→ Brief
Scan the data below. Pull out each line where "avatar" occurs.

→ Component data from apps and pages
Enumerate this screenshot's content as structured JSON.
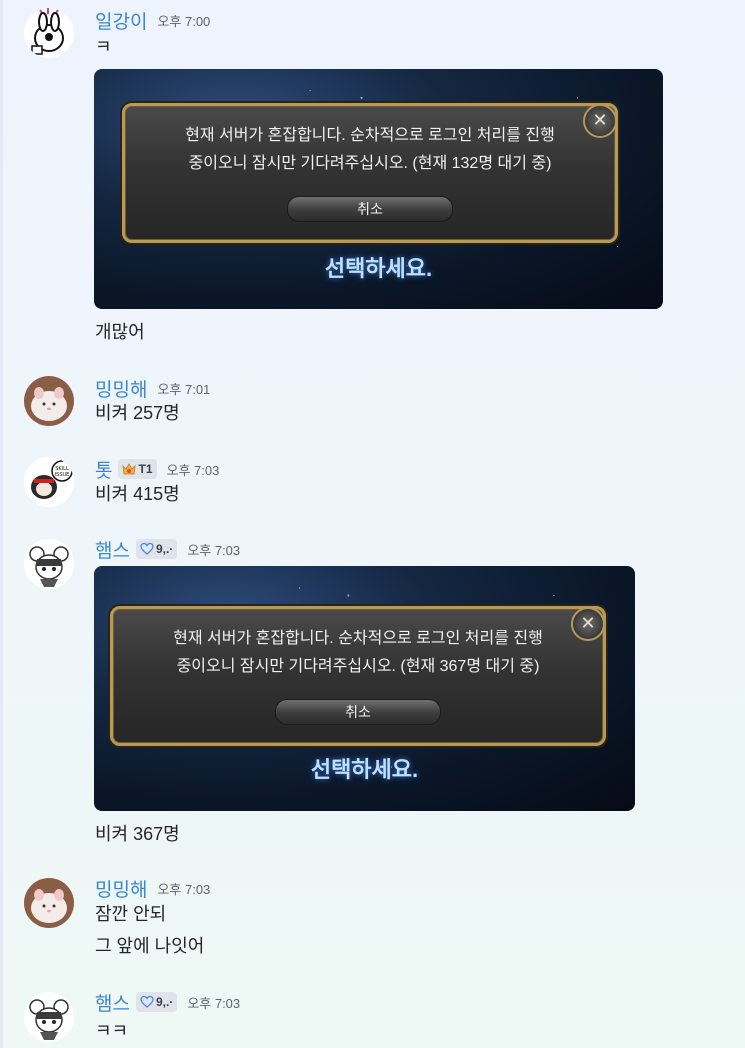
{
  "messages": [
    {
      "author": "일강이",
      "time": "오후 7:00",
      "lines": [
        "ㅋ"
      ],
      "attachment": {
        "dialog_text": "현재 서버가 혼잡합니다. 순차적으로 로그인 처리를 진행\n중이오니 잠시만 기다려주십시오. (현재 132명 대기 중)",
        "button_label": "취소",
        "background_text": "선택하세요."
      },
      "after_lines": [
        "개많어"
      ]
    },
    {
      "author": "밍밍해",
      "time": "오후 7:01",
      "lines": [
        "비켜 257명"
      ]
    },
    {
      "author": "톳",
      "badge": "T1",
      "time": "오후 7:03",
      "lines": [
        "비켜 415명"
      ]
    },
    {
      "author": "햄스",
      "badge": "9,.·",
      "time": "오후 7:03",
      "attachment": {
        "dialog_text": "현재 서버가 혼잡합니다. 순차적으로 로그인 처리를 진행\n중이오니 잠시만 기다려주십시오. (현재 367명 대기 중)",
        "button_label": "취소",
        "background_text": "선택하세요."
      },
      "after_lines": [
        "비켜 367명"
      ]
    },
    {
      "author": "밍밍해",
      "time": "오후 7:03",
      "lines": [
        "잠깐 안되",
        "그 앞에 나잇어"
      ]
    },
    {
      "author": "햄스",
      "badge": "9,.·",
      "time": "오후 7:03",
      "lines": [
        "ㅋㅋ"
      ]
    }
  ],
  "colors": {
    "author_name": "#3a86cf",
    "timestamp": "#5c6470",
    "dialog_border": "#b79a5a"
  },
  "icons": {
    "avatar_1": "rabbit-doodle-avatar",
    "avatar_2": "white-hamster-avatar",
    "avatar_3": "skill-issue-avatar",
    "avatar_4": "mouse-character-avatar",
    "badge_1": "crown-icon",
    "badge_2": "heart-icon",
    "dialog_close": "close-x-icon"
  }
}
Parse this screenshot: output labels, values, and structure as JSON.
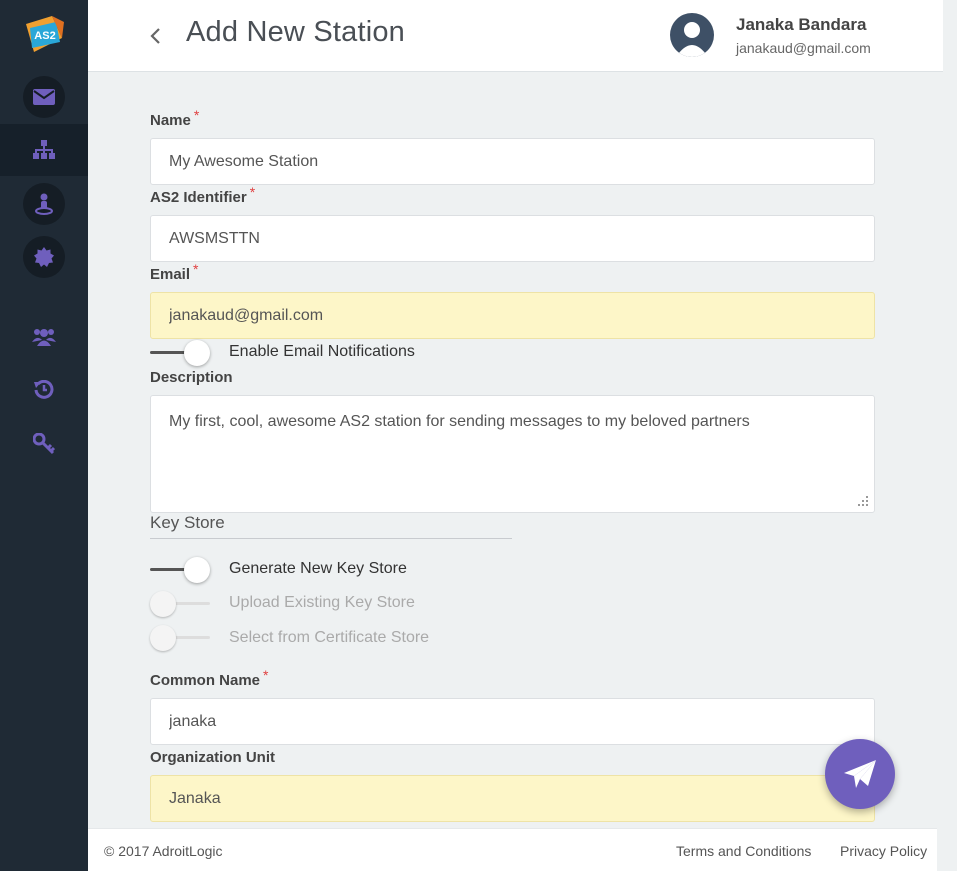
{
  "app": {
    "logo_text": "AS2"
  },
  "sidebar": {
    "items": [
      {
        "icon": "envelope-icon"
      },
      {
        "icon": "sitemap-icon"
      },
      {
        "icon": "user-pin-icon"
      },
      {
        "icon": "badge-icon"
      },
      {
        "icon": "users-icon"
      },
      {
        "icon": "history-icon"
      },
      {
        "icon": "key-icon"
      }
    ],
    "accent": "#6f5fbd",
    "active_index": 1
  },
  "header": {
    "title": "Add New Station",
    "user_name": "Janaka Bandara",
    "user_email": "janakaud@gmail.com"
  },
  "form": {
    "name": {
      "label": "Name",
      "required_mark": "*",
      "value": "My Awesome Station"
    },
    "as2_identifier": {
      "label": "AS2 Identifier",
      "required_mark": "*",
      "value": "AWSMSTTN"
    },
    "email": {
      "label": "Email",
      "required_mark": "*",
      "value": "janakaud@gmail.com"
    },
    "email_notifications": {
      "label": "Enable Email Notifications",
      "enabled": true
    },
    "description": {
      "label": "Description",
      "value": "My first, cool, awesome AS2 station for sending messages to my beloved partners"
    },
    "key_store": {
      "section_title": "Key Store",
      "options": [
        {
          "label": "Generate New Key Store",
          "selected": true
        },
        {
          "label": "Upload Existing Key Store",
          "selected": false
        },
        {
          "label": "Select from Certificate Store",
          "selected": false
        }
      ]
    },
    "common_name": {
      "label": "Common Name",
      "required_mark": "*",
      "value": "janaka"
    },
    "organization_unit": {
      "label": "Organization Unit",
      "value": "Janaka"
    }
  },
  "fab": {
    "icon": "send-icon"
  },
  "footer": {
    "copyright": "© 2017 AdroitLogic",
    "terms": "Terms and Conditions",
    "privacy": "Privacy Policy"
  },
  "colors": {
    "sidebar_bg": "#1f2a35",
    "autofill_bg": "#fdf6c8",
    "required": "#e04040"
  }
}
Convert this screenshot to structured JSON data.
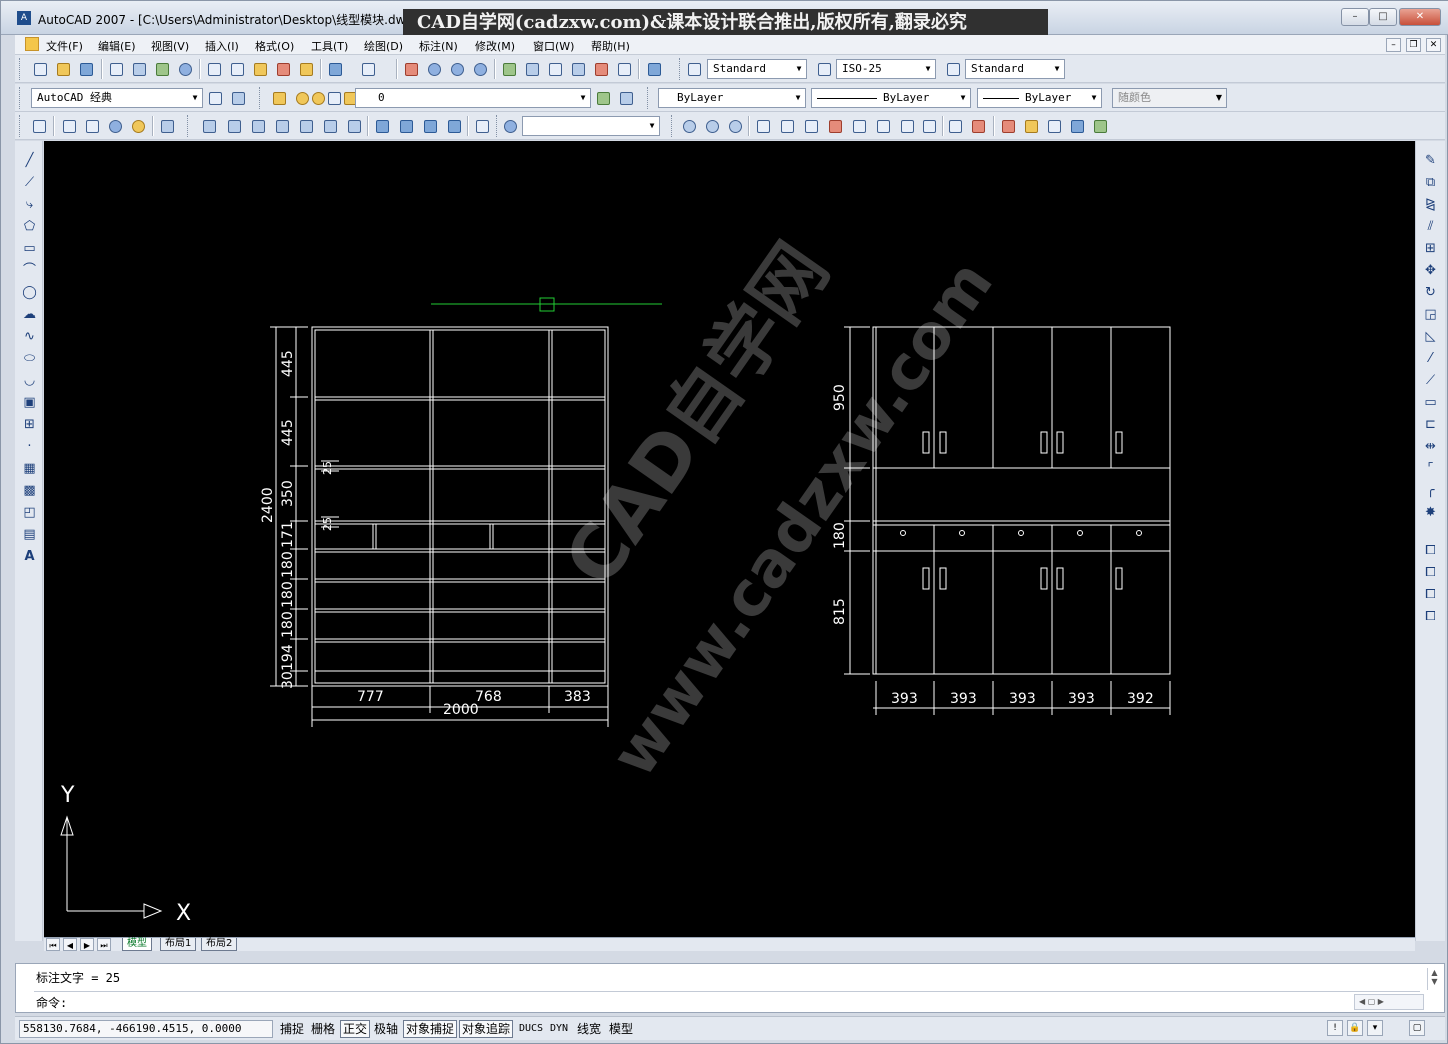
{
  "window": {
    "title": "AutoCAD 2007 - [C:\\Users\\Administrator\\Desktop\\线型模块.dwg]",
    "banner": "CAD自学网(cadzxw.com)&课本设计联合推出,版权所有,翻录必究",
    "min": "–",
    "max": "□",
    "close": "✕"
  },
  "menu": {
    "items": [
      "文件(F)",
      "编辑(E)",
      "视图(V)",
      "插入(I)",
      "格式(O)",
      "工具(T)",
      "绘图(D)",
      "标注(N)",
      "修改(M)",
      "窗口(W)",
      "帮助(H)"
    ],
    "doc_min": "–",
    "doc_restore": "❐",
    "doc_close": "✕"
  },
  "styles": {
    "text_style": "Standard",
    "dim_style": "ISO-25",
    "table_style": "Standard"
  },
  "workspace": {
    "name": "AutoCAD 经典"
  },
  "layer": {
    "current": "0",
    "color": "ByLayer",
    "linetype": "ByLayer",
    "lineweight": "ByLayer",
    "plotstyle": "随颜色"
  },
  "view": {
    "named_view": ""
  },
  "tabs": {
    "model": "模型",
    "layout1": "布局1",
    "layout2": "布局2"
  },
  "command": {
    "history": "标注文字 = 25",
    "prompt": "命令:"
  },
  "status": {
    "coords": "558130.7684, -466190.4515, 0.0000",
    "buttons": [
      "捕捉",
      "栅格",
      "正交",
      "极轴",
      "对象捕捉",
      "对象追踪",
      "DUCS",
      "DYN",
      "线宽",
      "模型"
    ],
    "on": [
      false,
      false,
      true,
      false,
      true,
      true,
      false,
      false,
      false,
      false
    ]
  },
  "colors": {
    "canvas": "#000000",
    "drawing": "#ffffff",
    "grip": "#22cc33",
    "watermark": "#3a3a3a"
  },
  "drawing": {
    "watermark_cn": "CAD自学网",
    "watermark_url": "www.cadzxw.com",
    "ucs": {
      "x": "X",
      "y": "Y"
    },
    "left": {
      "vertical_dims": [
        "445",
        "445",
        "350",
        "171",
        "180",
        "180",
        "180",
        "194",
        "30"
      ],
      "overall": "2400",
      "small_dims": [
        "25",
        "25"
      ],
      "horizontal_dims": [
        "777",
        "768",
        "383"
      ],
      "total_width": "2000"
    },
    "right": {
      "vertical_dims": [
        "950",
        "180",
        "815"
      ],
      "horizontal_dims": [
        "393",
        "393",
        "393",
        "393",
        "392"
      ]
    }
  }
}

→ Response to this task
    "avatar_1": "rabbit-doodle-avatar",
    "avatar_2": "white-hamster-avatar",
    "avatar_3": "skill-issue-avatar",
    "avatar_4": "mouse-character-avatar",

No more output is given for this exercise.